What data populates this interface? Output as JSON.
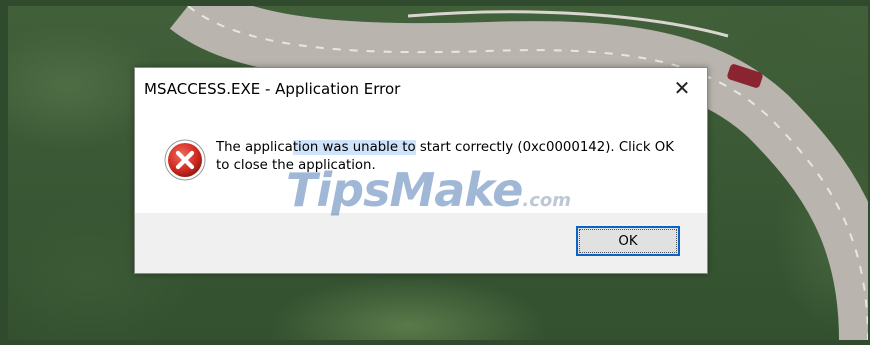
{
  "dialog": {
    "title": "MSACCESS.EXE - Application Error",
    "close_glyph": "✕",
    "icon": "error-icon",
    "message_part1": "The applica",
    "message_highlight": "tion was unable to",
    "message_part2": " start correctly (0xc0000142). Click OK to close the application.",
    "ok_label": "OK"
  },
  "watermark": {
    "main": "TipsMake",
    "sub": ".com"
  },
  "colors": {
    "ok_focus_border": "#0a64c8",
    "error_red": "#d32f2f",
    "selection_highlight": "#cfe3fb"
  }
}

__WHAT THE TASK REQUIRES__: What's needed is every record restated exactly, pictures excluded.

__YOUR SOLUTION__:
What data populates this interface? Output as JSON.
{
  "dialog": {
    "title": "MSACCESS.EXE - Application Error",
    "close_glyph": "✕",
    "icon": "error-icon",
    "message_part1": "The applica",
    "message_highlight": "tion was unable to",
    "message_part2": " start correctly (0xc0000142). Click OK to close the application.",
    "ok_label": "OK"
  },
  "watermark": {
    "main": "TipsMake",
    "sub": ".com"
  },
  "colors": {
    "ok_focus_border": "#0a64c8",
    "error_red": "#d32f2f",
    "selection_highlight": "#cfe3fb"
  }
}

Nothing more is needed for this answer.